History: Native to temperate Europe and Asia, St. John’s Wort is now considered an invasive/noxious weed in more than 20 countries (it’s also toxic to livestock). Its use goes back to ancient Greece and Rome, where is was used for snakebites, burns, wounds, sciatica, and to treat recurring fevers, among other things. It was also believed to protect against witches’ spells. Later, it was associated with the Norse God of Light and Summer, Baldr, thanks to the plant’s bright yellow flowers and tendency to bloom around the summer solstice (21 June). Eventually 24 June became St. John’s feast day and the plant was renamed. The flowering shoots were hung over doors and stalls to ward off evil spirits, and to protect both people and animals from harm and illness. In Greece it would be hung in homes over religious icons of St. John, which led to its botanical name (hyper, meaning “above” and eikon, meaning “picture” or “icon.”)

Victorian Language of Flowers Meaning: Animosity

Cultivation: Perennial (Zones 5-7). Produces creeping rhizomes and seeds–can be invasive (check with your local authorities before growing St. John’s Wort). Can be easily grown in any reasonable, well-drained soil; tolerates dry conditions. Prefers sun (will tolerate part shade). Start seed indoors and transplant to a permanent outdoor location after all danger of frost is past. Harvest flowering shoots and dry to use later, or preserve fresh flowers and buds in oil (see below). Because it spreads so easily, it can be readily found growing wild in fields, near creeks, and by the sides of roads.
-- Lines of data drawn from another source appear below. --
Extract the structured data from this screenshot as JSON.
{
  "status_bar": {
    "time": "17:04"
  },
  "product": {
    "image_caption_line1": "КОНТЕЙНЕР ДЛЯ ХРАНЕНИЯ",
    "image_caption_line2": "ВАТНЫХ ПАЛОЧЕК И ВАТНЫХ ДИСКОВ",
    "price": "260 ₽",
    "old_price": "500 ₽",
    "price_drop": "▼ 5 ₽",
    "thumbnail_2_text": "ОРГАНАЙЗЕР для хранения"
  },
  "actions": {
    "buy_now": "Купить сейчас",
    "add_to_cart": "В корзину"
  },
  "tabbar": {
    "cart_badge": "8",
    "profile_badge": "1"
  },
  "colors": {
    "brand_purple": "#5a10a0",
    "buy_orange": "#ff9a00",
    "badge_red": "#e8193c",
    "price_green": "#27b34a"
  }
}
Uses:

Medicinal: Taken internally, St. John’s Wort has been shown to be effective for mild to moderate depression and symptoms of menopause. Be aware that supplements are not regulated and can vary widely in quality, reliability, and efficacy.

Externally, the oily extract is used to heal wounds, bruises, and various skin conditions. It can also be rubbed on sore muscles. Research has found that hypericin, one of the plant’s chemical compounds, has antibacterial and anti-inflammatory properties. Make your own extract by filling a sterilized glass jar with flower buds and flowers. Cover completely with olive oil (or other vegetable oil). Cover the jar and leave on a sunny windowsill for about a month. Wipe away any condensation that forms inside the jar. Oil should turn a deep red colour. Strain to remove flowers. Store extract in a cool, dry place. If mold develops while oil is steeping (usually because the plant material isn’t fully covered or there’s too much moisture in the jar) discard and start over.

You can also make a tea with fresh or dried flowers. Cool and apply the tea to skin with a clean cloth or cotton pad. Use for wounds, bruises, skin conditions, and burns. You can also drink the tea (hot or cold) for its medicinal benefits, although beneficial effects will be milder than from a supplement.

Caution: If you’re taking prescriptions (including anti-depressants, heart medicine, and birth control pills), avoid using St. John’s Wort internally, as it can interfere with absorption and cause interactions. It can also cause photosensitivity–avoid sun exposure entirely or cover up and wear sunscreen if you’re using St. John’s Wort in any form. Don’t use St. John’s Wort if pregnant or nursing.

Caution 2: If you’re taking St. John’s Wort for depression and decide to stop, make sure to wean off it slowly by gradually decreasing the dose. Stopping abruptly can have adverse effects.

Possible Side Effects: Restlessness, insomnia, nervousness, irritability, stomach upset, diarrhea, dizziness, headache, skin rash and tingling. It can also cause vivid dreams.

Crafts: Alcohol extracts of the plant produce a deep red dye. Used with different mordants, it can produce various shades on wool, silk, and other fibres.

Mara’s Uses: Mara mentions Hypericum as a plant worth studying for her blood substitute. It would also be part of her apothecary business, added to tinctures and extracts for other vampires to give their bloodletters (both to combat depression and to heal wounds), as well as for to human customers.

Further Reading:

St. John’s Wort Oil: Benefits & How to Make

How to Use St. John’s Wort

Natural Dyeing with Hypericum Perforatum

Wild Colours Natural Dyes

Briargate Botanicals

Monterey Bay Spice Company

WebMD

Encyclopedia.com

Wikipedia